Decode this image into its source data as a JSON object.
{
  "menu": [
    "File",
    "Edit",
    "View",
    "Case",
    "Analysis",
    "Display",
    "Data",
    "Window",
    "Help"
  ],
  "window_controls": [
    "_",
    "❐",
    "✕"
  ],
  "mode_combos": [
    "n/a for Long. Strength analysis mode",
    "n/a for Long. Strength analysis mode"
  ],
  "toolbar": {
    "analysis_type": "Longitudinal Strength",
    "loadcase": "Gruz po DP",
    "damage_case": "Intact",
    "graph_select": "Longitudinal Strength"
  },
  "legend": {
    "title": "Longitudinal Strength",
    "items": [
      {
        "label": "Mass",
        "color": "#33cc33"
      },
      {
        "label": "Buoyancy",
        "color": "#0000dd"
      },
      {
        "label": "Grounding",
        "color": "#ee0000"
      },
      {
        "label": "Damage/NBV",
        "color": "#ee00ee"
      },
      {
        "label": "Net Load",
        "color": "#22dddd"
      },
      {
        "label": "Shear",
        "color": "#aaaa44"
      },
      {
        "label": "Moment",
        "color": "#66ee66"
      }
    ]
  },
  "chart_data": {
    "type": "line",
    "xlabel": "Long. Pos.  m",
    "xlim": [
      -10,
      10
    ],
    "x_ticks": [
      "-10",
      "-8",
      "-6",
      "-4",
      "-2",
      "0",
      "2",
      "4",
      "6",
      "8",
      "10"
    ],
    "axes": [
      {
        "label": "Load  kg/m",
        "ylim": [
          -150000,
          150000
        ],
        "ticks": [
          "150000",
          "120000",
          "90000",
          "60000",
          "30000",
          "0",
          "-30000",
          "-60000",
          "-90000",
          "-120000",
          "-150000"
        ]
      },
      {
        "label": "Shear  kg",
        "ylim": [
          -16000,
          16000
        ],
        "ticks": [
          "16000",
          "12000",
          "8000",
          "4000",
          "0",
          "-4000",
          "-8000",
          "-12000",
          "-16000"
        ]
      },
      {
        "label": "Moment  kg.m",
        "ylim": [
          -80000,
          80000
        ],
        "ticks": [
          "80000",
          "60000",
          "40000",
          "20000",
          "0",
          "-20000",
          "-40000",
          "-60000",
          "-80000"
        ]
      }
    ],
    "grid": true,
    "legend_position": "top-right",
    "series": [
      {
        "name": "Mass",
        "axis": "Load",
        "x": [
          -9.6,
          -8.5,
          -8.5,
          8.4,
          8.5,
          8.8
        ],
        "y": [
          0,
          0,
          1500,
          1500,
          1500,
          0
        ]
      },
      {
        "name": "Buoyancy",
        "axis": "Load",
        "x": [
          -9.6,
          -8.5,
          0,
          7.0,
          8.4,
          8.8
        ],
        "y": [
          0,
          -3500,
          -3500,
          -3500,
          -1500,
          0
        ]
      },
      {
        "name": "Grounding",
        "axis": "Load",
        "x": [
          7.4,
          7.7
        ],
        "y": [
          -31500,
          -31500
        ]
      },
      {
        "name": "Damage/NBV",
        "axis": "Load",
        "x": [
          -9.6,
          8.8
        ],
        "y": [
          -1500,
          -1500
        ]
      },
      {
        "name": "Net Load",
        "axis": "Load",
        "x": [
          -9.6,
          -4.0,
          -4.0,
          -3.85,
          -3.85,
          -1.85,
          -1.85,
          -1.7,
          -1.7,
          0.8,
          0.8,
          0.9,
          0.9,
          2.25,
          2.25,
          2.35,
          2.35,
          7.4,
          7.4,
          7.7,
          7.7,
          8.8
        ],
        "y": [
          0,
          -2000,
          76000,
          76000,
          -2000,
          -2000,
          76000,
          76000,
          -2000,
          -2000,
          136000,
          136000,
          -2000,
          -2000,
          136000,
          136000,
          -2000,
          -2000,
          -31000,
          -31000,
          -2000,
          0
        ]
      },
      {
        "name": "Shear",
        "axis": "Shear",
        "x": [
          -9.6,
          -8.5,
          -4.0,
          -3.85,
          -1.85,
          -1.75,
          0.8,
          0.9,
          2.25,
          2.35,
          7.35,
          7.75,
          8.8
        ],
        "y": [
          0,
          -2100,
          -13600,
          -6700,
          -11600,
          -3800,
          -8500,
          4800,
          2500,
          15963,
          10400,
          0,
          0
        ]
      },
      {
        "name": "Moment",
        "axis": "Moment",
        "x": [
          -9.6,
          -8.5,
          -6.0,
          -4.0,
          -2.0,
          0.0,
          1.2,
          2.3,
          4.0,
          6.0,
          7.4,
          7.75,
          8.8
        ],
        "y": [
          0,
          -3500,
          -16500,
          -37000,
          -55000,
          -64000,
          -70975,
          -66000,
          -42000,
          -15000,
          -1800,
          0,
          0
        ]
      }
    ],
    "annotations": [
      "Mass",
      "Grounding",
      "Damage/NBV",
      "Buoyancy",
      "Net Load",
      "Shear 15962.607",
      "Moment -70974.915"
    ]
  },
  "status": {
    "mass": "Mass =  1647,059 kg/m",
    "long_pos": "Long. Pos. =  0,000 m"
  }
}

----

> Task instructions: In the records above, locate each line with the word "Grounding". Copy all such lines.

> Exercise answer:
        "label": "Grounding",
        "name": "Grounding",
      "Grounding",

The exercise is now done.